### [PROVIDED RECORDS]
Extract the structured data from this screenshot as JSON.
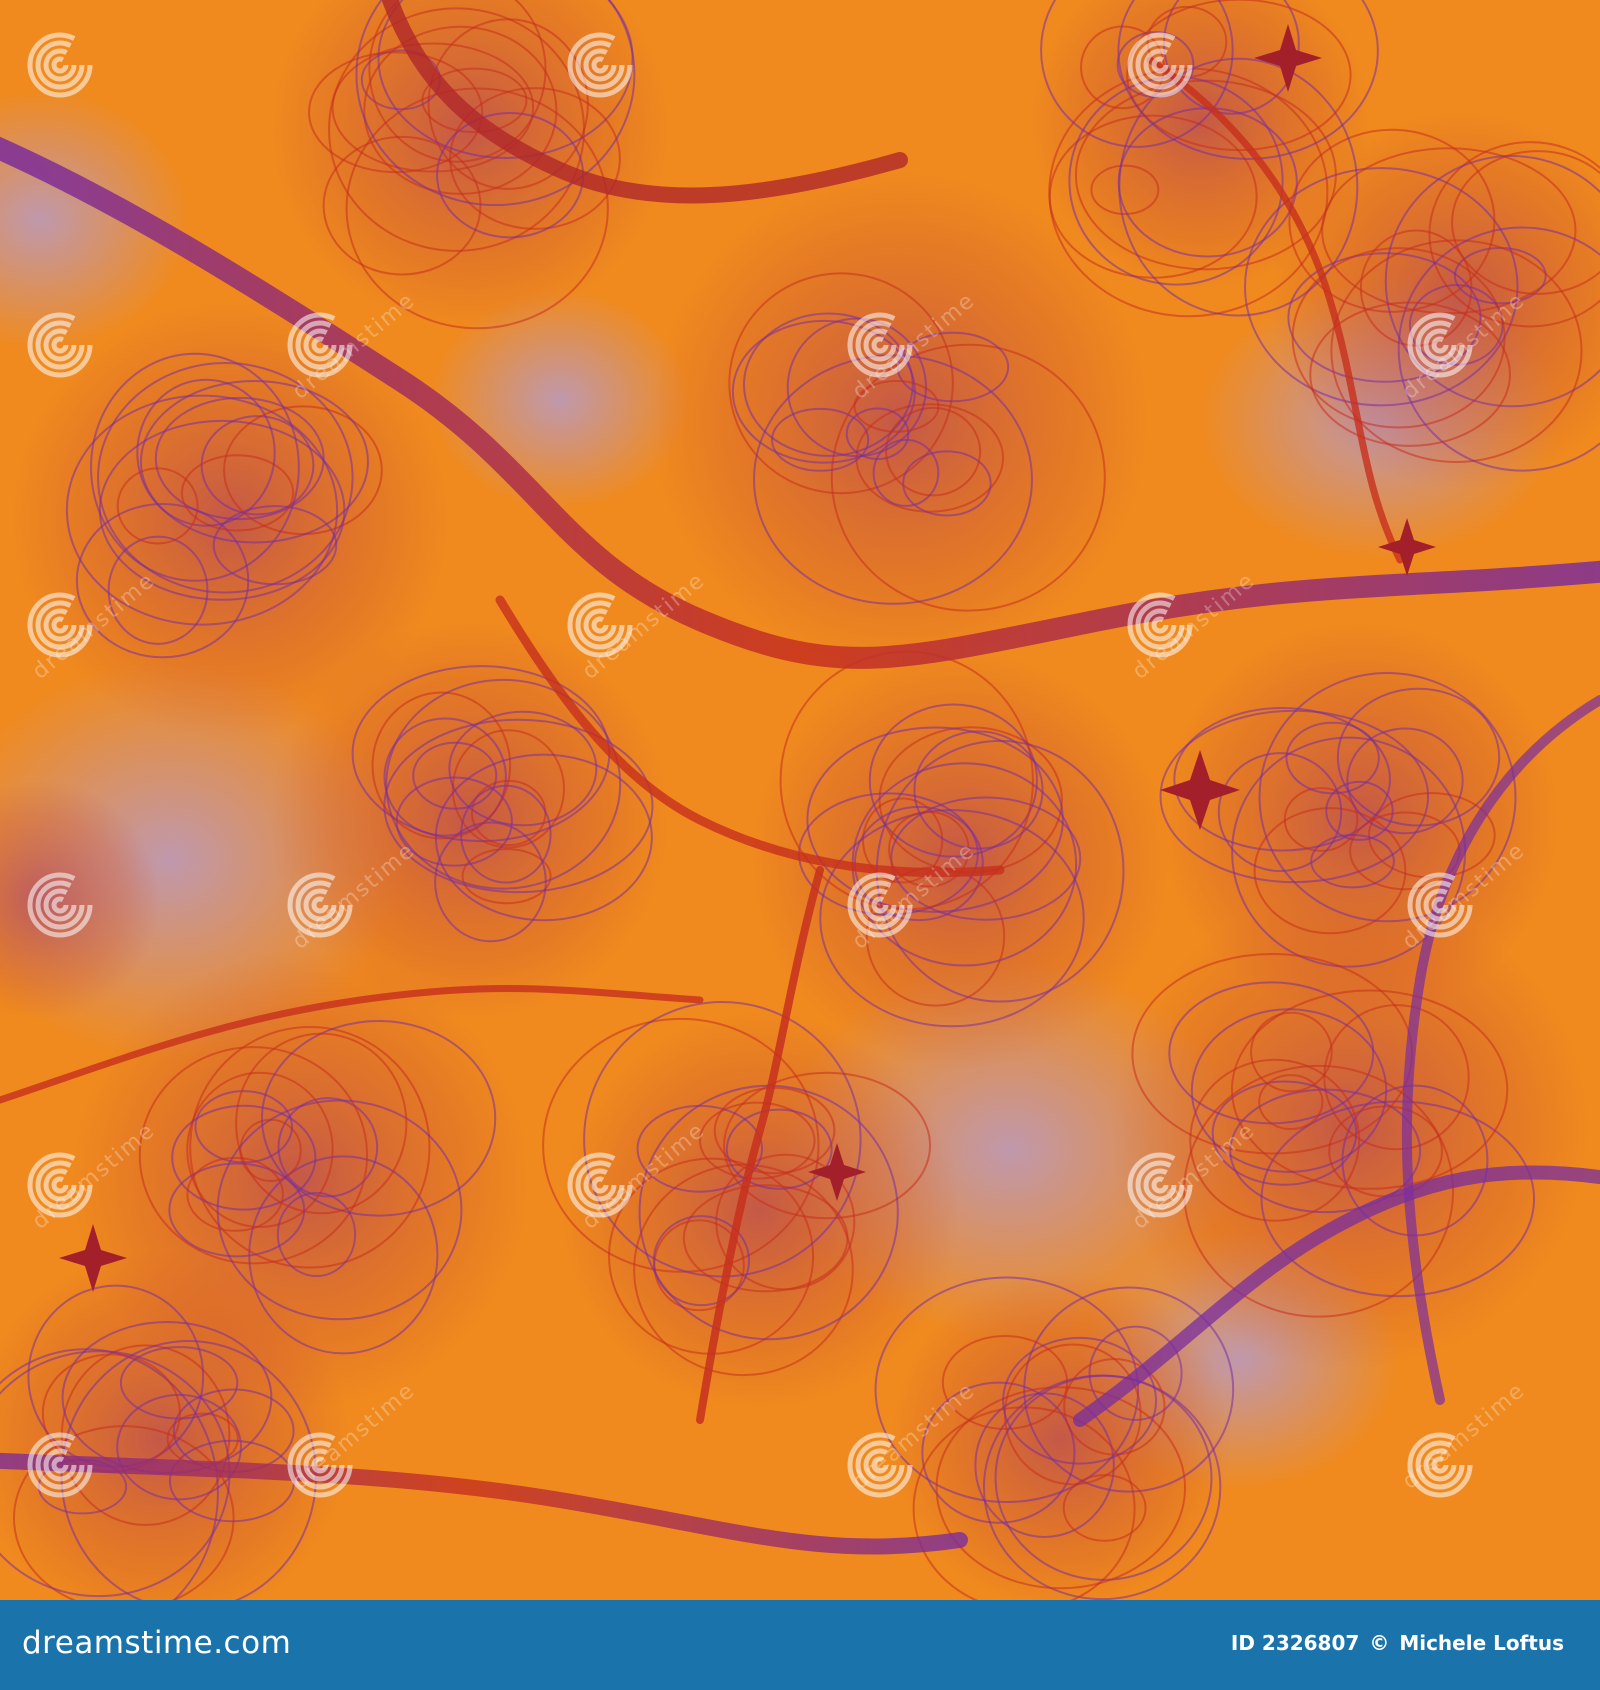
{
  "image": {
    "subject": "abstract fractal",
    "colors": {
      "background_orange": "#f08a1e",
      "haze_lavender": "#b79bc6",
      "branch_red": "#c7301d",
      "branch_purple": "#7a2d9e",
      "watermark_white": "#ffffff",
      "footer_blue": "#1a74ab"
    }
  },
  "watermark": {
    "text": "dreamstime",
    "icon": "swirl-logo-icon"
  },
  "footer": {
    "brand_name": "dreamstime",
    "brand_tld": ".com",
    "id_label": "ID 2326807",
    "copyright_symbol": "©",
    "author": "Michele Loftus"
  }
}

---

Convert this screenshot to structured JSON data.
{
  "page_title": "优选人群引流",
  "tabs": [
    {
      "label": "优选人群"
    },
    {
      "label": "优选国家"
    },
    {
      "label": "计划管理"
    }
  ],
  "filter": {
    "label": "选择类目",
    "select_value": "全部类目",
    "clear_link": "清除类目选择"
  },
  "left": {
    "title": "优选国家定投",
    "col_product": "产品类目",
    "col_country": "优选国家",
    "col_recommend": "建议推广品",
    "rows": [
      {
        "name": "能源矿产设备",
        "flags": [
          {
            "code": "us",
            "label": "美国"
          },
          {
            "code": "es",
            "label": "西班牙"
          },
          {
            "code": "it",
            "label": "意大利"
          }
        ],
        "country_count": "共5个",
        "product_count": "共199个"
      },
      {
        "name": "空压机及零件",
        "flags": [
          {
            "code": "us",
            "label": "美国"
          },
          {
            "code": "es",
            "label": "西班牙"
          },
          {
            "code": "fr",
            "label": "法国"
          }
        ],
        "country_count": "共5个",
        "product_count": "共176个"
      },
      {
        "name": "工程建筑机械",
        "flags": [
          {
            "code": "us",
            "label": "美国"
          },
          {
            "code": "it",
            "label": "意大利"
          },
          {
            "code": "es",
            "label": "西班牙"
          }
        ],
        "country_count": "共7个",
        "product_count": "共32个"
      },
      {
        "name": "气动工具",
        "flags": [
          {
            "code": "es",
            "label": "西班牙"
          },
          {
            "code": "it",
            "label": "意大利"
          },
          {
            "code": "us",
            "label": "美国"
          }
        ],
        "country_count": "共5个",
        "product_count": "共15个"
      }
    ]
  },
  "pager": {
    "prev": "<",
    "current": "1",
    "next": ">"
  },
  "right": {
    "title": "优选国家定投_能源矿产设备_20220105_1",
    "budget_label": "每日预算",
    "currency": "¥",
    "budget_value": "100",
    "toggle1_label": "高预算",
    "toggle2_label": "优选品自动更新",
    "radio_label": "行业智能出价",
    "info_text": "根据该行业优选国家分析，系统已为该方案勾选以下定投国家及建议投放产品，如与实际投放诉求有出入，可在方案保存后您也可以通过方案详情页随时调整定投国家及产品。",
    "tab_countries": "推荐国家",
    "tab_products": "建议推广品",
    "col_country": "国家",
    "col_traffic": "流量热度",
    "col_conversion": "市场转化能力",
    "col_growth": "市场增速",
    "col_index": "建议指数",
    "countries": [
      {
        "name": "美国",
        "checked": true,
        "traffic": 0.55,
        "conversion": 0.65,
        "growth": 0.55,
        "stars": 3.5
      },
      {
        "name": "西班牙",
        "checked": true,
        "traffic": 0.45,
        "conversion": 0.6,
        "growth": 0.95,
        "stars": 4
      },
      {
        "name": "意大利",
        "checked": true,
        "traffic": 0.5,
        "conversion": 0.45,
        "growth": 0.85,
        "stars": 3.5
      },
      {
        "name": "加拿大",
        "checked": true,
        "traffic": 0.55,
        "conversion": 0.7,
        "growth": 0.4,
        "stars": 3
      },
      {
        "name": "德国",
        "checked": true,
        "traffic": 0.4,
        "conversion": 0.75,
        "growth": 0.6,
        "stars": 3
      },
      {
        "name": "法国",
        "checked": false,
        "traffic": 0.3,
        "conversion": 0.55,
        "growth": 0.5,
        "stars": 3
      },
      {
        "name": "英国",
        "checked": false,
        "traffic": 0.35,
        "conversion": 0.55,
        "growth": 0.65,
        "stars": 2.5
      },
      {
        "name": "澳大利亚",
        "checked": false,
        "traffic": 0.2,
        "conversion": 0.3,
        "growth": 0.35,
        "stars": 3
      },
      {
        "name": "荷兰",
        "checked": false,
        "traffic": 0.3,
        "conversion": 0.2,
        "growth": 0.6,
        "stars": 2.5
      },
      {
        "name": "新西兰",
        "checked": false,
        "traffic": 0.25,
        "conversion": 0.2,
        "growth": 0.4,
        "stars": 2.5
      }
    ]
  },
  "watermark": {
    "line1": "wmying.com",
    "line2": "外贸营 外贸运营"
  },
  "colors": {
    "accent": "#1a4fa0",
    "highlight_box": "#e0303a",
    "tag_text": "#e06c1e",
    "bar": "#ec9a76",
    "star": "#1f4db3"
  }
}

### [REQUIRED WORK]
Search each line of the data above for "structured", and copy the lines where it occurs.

### [RESPONSE TO THIS TASK]
Extract the structured data from this screenshot as JSON.
Convert this screenshot to structured JSON data.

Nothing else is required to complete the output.